Going through the data below, please show each line containing the string "PHDRS".

Data about app and page elements:
<<<<
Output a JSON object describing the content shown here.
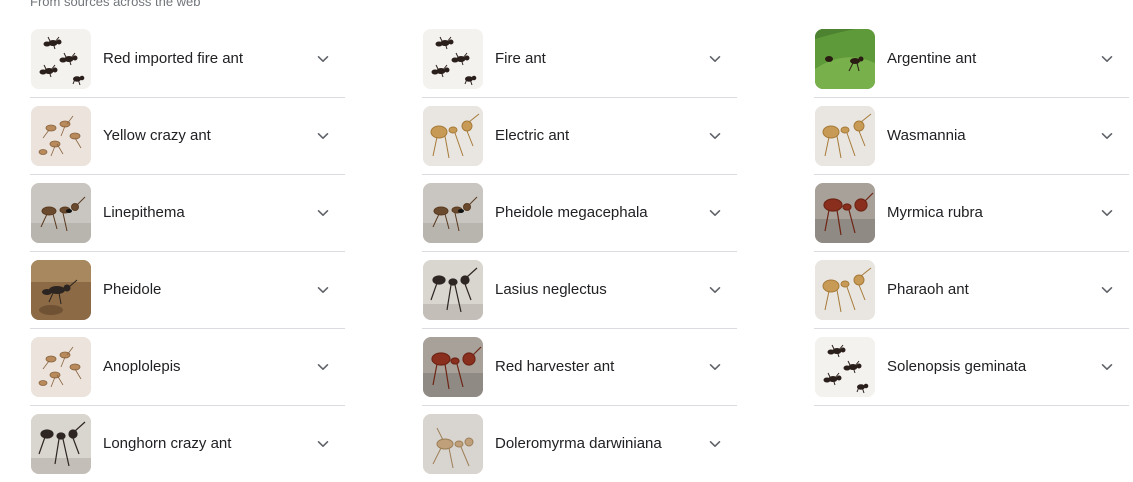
{
  "caption": "From sources across the web",
  "columns": [
    {
      "items": [
        {
          "label": "Red imported fire ant",
          "thumb": "white-ants"
        },
        {
          "label": "Yellow crazy ant",
          "thumb": "pale-cluster"
        },
        {
          "label": "Linepithema",
          "thumb": "specimen-gray"
        },
        {
          "label": "Pheidole",
          "thumb": "brown-ground"
        },
        {
          "label": "Anoplolepis",
          "thumb": "pale-cluster"
        },
        {
          "label": "Longhorn crazy ant",
          "thumb": "dark-specimen"
        }
      ]
    },
    {
      "items": [
        {
          "label": "Fire ant",
          "thumb": "white-ants"
        },
        {
          "label": "Electric ant",
          "thumb": "tan-specimen"
        },
        {
          "label": "Pheidole megacephala",
          "thumb": "specimen-gray"
        },
        {
          "label": "Lasius neglectus",
          "thumb": "dark-specimen"
        },
        {
          "label": "Red harvester ant",
          "thumb": "red-specimen"
        },
        {
          "label": "Doleromyrma darwiniana",
          "thumb": "pale-specimen"
        }
      ]
    },
    {
      "items": [
        {
          "label": "Argentine ant",
          "thumb": "green-leaf"
        },
        {
          "label": "Wasmannia",
          "thumb": "tan-specimen"
        },
        {
          "label": "Myrmica rubra",
          "thumb": "red-specimen"
        },
        {
          "label": "Pharaoh ant",
          "thumb": "tan-specimen"
        },
        {
          "label": "Solenopsis geminata",
          "thumb": "white-ants"
        }
      ]
    }
  ],
  "colors": {
    "divider": "#dadce0",
    "text": "#202124",
    "caption": "#70757a",
    "chevron": "#5f6368"
  },
  "icons": {
    "expand": "chevron-down-icon"
  }
}
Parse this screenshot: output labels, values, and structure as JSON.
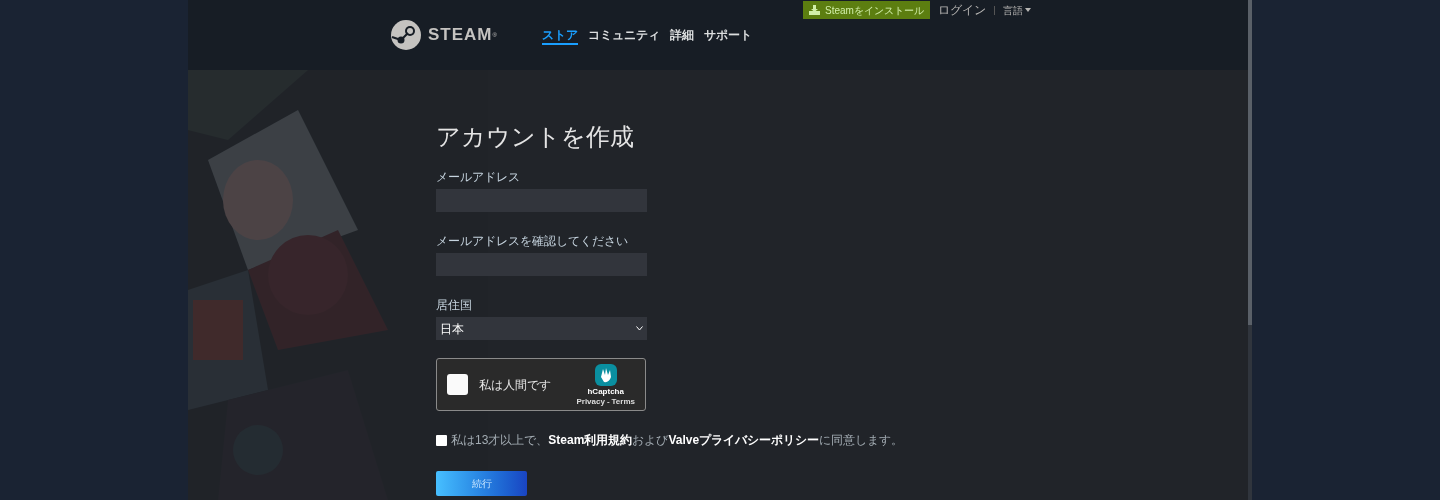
{
  "header": {
    "logo_text": "STEAM",
    "logo_mark": "®",
    "nav": [
      {
        "label": "ストア",
        "selected": true
      },
      {
        "label": "コミュニティ",
        "selected": false
      },
      {
        "label": "詳細",
        "selected": false
      },
      {
        "label": "サポート",
        "selected": false
      }
    ],
    "install_button": "Steamをインストール",
    "login_link": "ログイン",
    "language_menu": "言語"
  },
  "form": {
    "title": "アカウントを作成",
    "fields": [
      {
        "kind": "text",
        "label": "メールアドレス"
      },
      {
        "kind": "text",
        "label": "メールアドレスを確認してください"
      },
      {
        "kind": "select",
        "label": "居住国",
        "value": "日本"
      }
    ],
    "captcha": {
      "label": "私は人間です",
      "checked": false,
      "brand": "hCaptcha",
      "privacy": "Privacy",
      "separator": "-",
      "terms": "Terms"
    },
    "agreement": {
      "checked": false,
      "parts": [
        {
          "kind": "text",
          "text": "私は13才以上で、"
        },
        {
          "kind": "link",
          "text": "Steam利用規約"
        },
        {
          "kind": "text",
          "text": "および"
        },
        {
          "kind": "link",
          "text": "Valveプライバシーポリシー"
        },
        {
          "kind": "text",
          "text": "に同意します。"
        }
      ]
    },
    "submit": "続行"
  }
}
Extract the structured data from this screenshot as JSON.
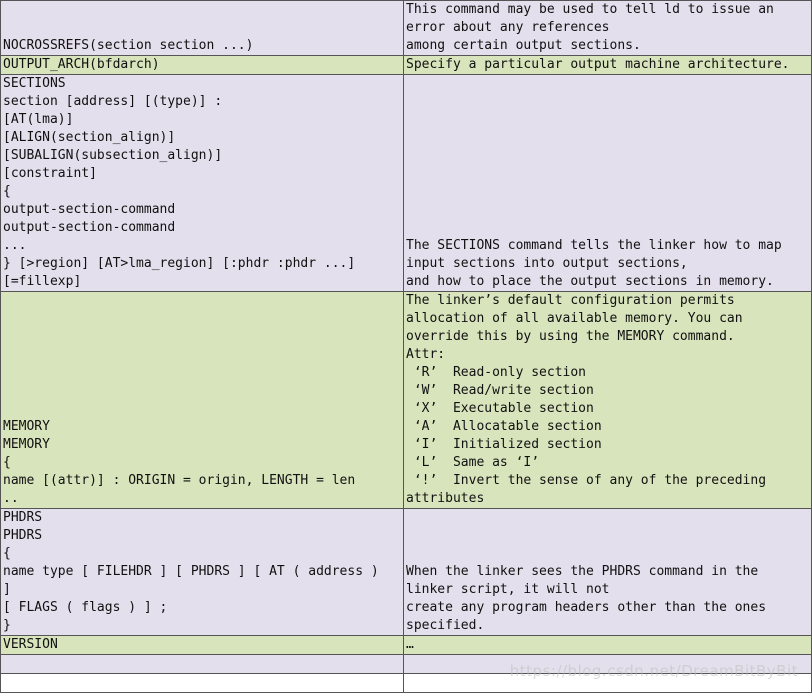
{
  "rows": [
    {
      "style": "lav",
      "height": 54,
      "left": [
        "NOCROSSREFS(section section ...)"
      ],
      "right": [
        "This command may be used to tell ld to issue an",
        "error about any references",
        "among certain output sections."
      ]
    },
    {
      "style": "grn",
      "height": 18,
      "left": [
        "OUTPUT_ARCH(bfdarch)"
      ],
      "right": [
        "Specify a particular output machine architecture."
      ]
    },
    {
      "style": "lav",
      "height": 216,
      "left": [
        "SECTIONS",
        "section [address] [(type)] :",
        "[AT(lma)]",
        "[ALIGN(section_align)]",
        "[SUBALIGN(subsection_align)]",
        "[constraint]",
        "{",
        "output-section-command",
        "output-section-command",
        "...",
        "} [>region] [AT>lma_region] [:phdr :phdr ...]",
        "[=fillexp]"
      ],
      "right": [
        "The SECTIONS command tells the linker how to map",
        "input sections into output sections,",
        "and how to place the output sections in memory."
      ]
    },
    {
      "style": "grn",
      "height": 216,
      "left": [
        "MEMORY",
        "MEMORY",
        "{",
        "name [(attr)] : ORIGIN = origin, LENGTH = len",
        ".."
      ],
      "right": [
        "The linker’s default configuration permits",
        "allocation of all available memory. You can",
        "override this by using the MEMORY command.",
        "Attr:",
        " ‘R’  Read-only section",
        " ‘W’  Read/write section",
        " ‘X’  Executable section",
        " ‘A’  Allocatable section",
        " ‘I’  Initialized section",
        " ‘L’  Same as ‘I’",
        " ‘!’  Invert the sense of any of the preceding",
        "attributes"
      ]
    },
    {
      "style": "lav",
      "height": 126,
      "left": [
        "PHDRS",
        "PHDRS",
        "{",
        "name type [ FILEHDR ] [ PHDRS ] [ AT ( address )",
        "]",
        "[ FLAGS ( flags ) ] ;",
        "}"
      ],
      "right": [
        "When the linker sees the PHDRS command in the",
        "linker script, it will not",
        "create any program headers other than the ones",
        "specified."
      ]
    },
    {
      "style": "grn",
      "height": 18,
      "left": [
        "VERSION"
      ],
      "right": [
        "…"
      ]
    },
    {
      "style": "lav",
      "height": 18,
      "left": [
        ""
      ],
      "right": [
        ""
      ]
    },
    {
      "style": "wht",
      "height": 18,
      "left": [
        ""
      ],
      "right": [
        ""
      ]
    }
  ],
  "watermark": "https://blog.csdn.net/DreamBitByBit"
}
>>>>
• _FINISHED EXERCISE_:
        "PHDRS",
        "PHDRS",
        "name type [ FILEHDR ] [ PHDRS ] [ AT ( address )",
        "When the linker sees the PHDRS command in the",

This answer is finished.